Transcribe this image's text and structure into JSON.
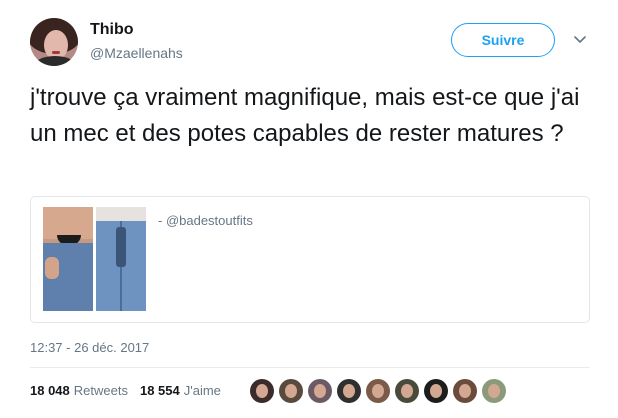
{
  "author": {
    "name": "Thibo",
    "handle": "@Mzaellenahs"
  },
  "follow_label": "Suivre",
  "tweet_text": "j'trouve ça vraiment magnifique, mais est-ce que j'ai un mec et des potes capables de rester matures ?",
  "embedded": {
    "credit": "- @badestoutfits"
  },
  "timestamp": "12:37 - 26 déc. 2017",
  "stats": {
    "retweets_count": "18 048",
    "retweets_label": "Retweets",
    "likes_count": "18 554",
    "likes_label": "J'aime"
  },
  "likers": [
    {
      "color": "#3b2b2b"
    },
    {
      "color": "#5a4a3e"
    },
    {
      "color": "#6b5a66"
    },
    {
      "color": "#2f2f2f"
    },
    {
      "color": "#7a5a48"
    },
    {
      "color": "#4a4a3a"
    },
    {
      "color": "#1d1d1d"
    },
    {
      "color": "#6b4b3b"
    },
    {
      "color": "#8a9a7a"
    }
  ],
  "colors": {
    "accent": "#1da1f2",
    "secondary_text": "#657786",
    "primary_text": "#14171a"
  }
}
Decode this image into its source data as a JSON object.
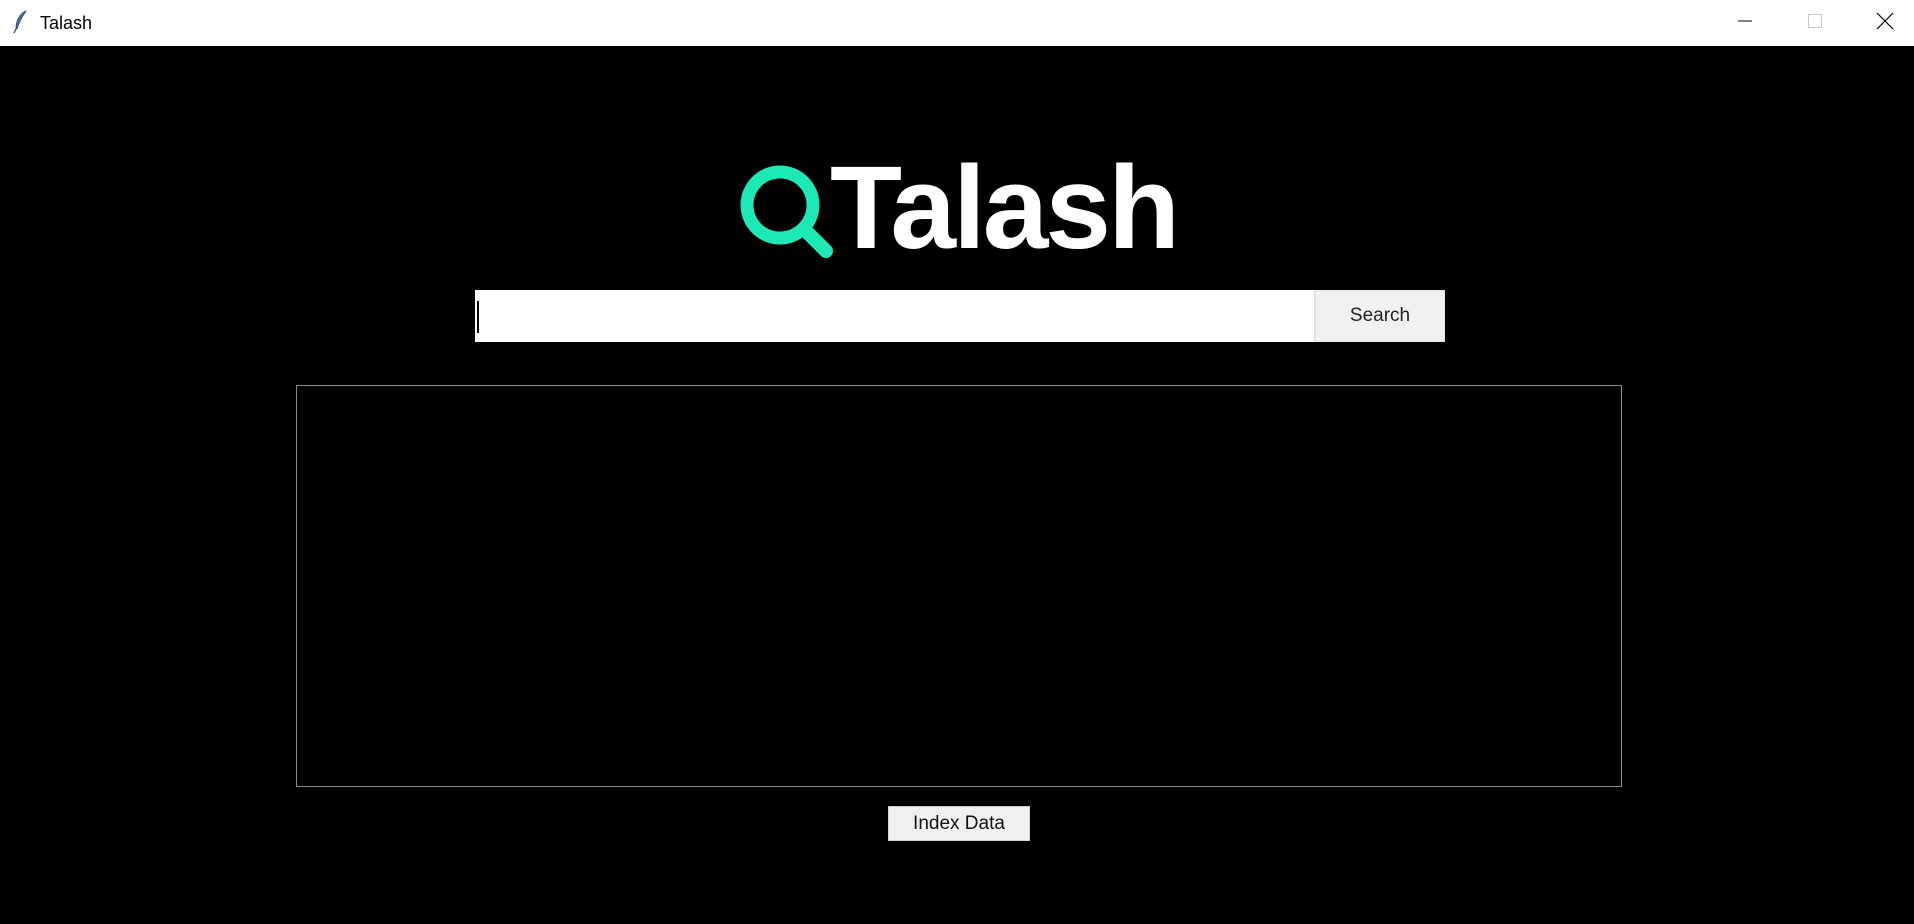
{
  "window": {
    "title": "Talash",
    "app_icon": "feather-icon",
    "controls": {
      "minimize": "minimize-icon",
      "maximize": "maximize-icon",
      "close": "close-icon"
    }
  },
  "logo": {
    "icon": "magnifier-icon",
    "text": "Talash",
    "accent_color": "#1de9b6",
    "text_color": "#ffffff"
  },
  "search": {
    "value": "",
    "placeholder": "",
    "button_label": "Search"
  },
  "results": {
    "items": []
  },
  "actions": {
    "index_label": "Index Data"
  },
  "colors": {
    "background": "#000000",
    "titlebar": "#ffffff",
    "button_bg": "#f0f0f0"
  }
}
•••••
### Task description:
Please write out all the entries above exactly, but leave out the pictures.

### Solution for this exercise:
Transcribe this image's text and structure into JSON.
{
  "author": {
    "name": "Thibo",
    "handle": "@Mzaellenahs"
  },
  "follow_label": "Suivre",
  "tweet_text": "j'trouve ça vraiment magnifique, mais est-ce que j'ai un mec et des potes capables de rester matures ?",
  "embedded": {
    "credit": "- @badestoutfits"
  },
  "timestamp": "12:37 - 26 déc. 2017",
  "stats": {
    "retweets_count": "18 048",
    "retweets_label": "Retweets",
    "likes_count": "18 554",
    "likes_label": "J'aime"
  },
  "likers": [
    {
      "color": "#3b2b2b"
    },
    {
      "color": "#5a4a3e"
    },
    {
      "color": "#6b5a66"
    },
    {
      "color": "#2f2f2f"
    },
    {
      "color": "#7a5a48"
    },
    {
      "color": "#4a4a3a"
    },
    {
      "color": "#1d1d1d"
    },
    {
      "color": "#6b4b3b"
    },
    {
      "color": "#8a9a7a"
    }
  ],
  "colors": {
    "accent": "#1da1f2",
    "secondary_text": "#657786",
    "primary_text": "#14171a"
  }
}
Decode this image into its source data as a JSON object.
{
  "window": {
    "title": "Talash",
    "app_icon": "feather-icon",
    "controls": {
      "minimize": "minimize-icon",
      "maximize": "maximize-icon",
      "close": "close-icon"
    }
  },
  "logo": {
    "icon": "magnifier-icon",
    "text": "Talash",
    "accent_color": "#1de9b6",
    "text_color": "#ffffff"
  },
  "search": {
    "value": "",
    "placeholder": "",
    "button_label": "Search"
  },
  "results": {
    "items": []
  },
  "actions": {
    "index_label": "Index Data"
  },
  "colors": {
    "background": "#000000",
    "titlebar": "#ffffff",
    "button_bg": "#f0f0f0"
  }
}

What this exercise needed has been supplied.